[Collected data entries]
———

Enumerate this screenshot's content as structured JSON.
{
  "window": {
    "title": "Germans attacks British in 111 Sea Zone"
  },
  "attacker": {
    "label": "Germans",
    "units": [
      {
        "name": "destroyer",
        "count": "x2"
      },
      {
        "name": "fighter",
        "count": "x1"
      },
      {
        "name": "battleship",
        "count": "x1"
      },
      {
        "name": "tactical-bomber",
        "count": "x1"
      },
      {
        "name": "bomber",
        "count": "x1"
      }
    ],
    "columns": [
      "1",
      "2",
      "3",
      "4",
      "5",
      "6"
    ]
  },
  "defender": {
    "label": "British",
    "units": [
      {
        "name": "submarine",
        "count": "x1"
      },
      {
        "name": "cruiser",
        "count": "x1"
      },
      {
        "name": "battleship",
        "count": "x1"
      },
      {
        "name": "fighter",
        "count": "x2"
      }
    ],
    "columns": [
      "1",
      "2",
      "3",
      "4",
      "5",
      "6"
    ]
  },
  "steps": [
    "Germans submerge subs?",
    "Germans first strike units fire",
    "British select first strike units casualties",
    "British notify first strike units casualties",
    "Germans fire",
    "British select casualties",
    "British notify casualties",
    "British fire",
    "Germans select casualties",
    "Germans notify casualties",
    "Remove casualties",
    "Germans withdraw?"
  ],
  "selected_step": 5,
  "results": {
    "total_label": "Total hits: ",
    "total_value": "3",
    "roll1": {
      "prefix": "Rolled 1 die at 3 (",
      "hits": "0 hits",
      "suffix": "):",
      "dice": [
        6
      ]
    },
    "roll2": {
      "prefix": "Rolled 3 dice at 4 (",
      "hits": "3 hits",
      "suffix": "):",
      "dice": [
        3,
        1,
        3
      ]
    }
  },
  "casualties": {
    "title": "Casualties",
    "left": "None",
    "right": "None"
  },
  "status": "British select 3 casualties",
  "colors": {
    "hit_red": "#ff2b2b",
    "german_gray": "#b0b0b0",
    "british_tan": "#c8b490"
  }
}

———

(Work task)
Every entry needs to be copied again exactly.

(Response to this task)
Enumerate this screenshot's content as structured JSON.
{
  "window": {
    "title": "Germans attacks British in 111 Sea Zone"
  },
  "attacker": {
    "label": "Germans",
    "units": [
      {
        "name": "destroyer",
        "count": "x2"
      },
      {
        "name": "fighter",
        "count": "x1"
      },
      {
        "name": "battleship",
        "count": "x1"
      },
      {
        "name": "tactical-bomber",
        "count": "x1"
      },
      {
        "name": "bomber",
        "count": "x1"
      }
    ],
    "columns": [
      "1",
      "2",
      "3",
      "4",
      "5",
      "6"
    ]
  },
  "defender": {
    "label": "British",
    "units": [
      {
        "name": "submarine",
        "count": "x1"
      },
      {
        "name": "cruiser",
        "count": "x1"
      },
      {
        "name": "battleship",
        "count": "x1"
      },
      {
        "name": "fighter",
        "count": "x2"
      }
    ],
    "columns": [
      "1",
      "2",
      "3",
      "4",
      "5",
      "6"
    ]
  },
  "steps": [
    "Germans submerge subs?",
    "Germans first strike units fire",
    "British select first strike units casualties",
    "British notify first strike units casualties",
    "Germans fire",
    "British select casualties",
    "British notify casualties",
    "British fire",
    "Germans select casualties",
    "Germans notify casualties",
    "Remove casualties",
    "Germans withdraw?"
  ],
  "selected_step": 5,
  "results": {
    "total_label": "Total hits: ",
    "total_value": "3",
    "roll1": {
      "prefix": "Rolled 1 die at 3 (",
      "hits": "0 hits",
      "suffix": "):",
      "dice": [
        6
      ]
    },
    "roll2": {
      "prefix": "Rolled 3 dice at 4 (",
      "hits": "3 hits",
      "suffix": "):",
      "dice": [
        3,
        1,
        3
      ]
    }
  },
  "casualties": {
    "title": "Casualties",
    "left": "None",
    "right": "None"
  },
  "status": "British select 3 casualties",
  "colors": {
    "hit_red": "#ff2b2b",
    "german_gray": "#b0b0b0",
    "british_tan": "#c8b490"
  }
}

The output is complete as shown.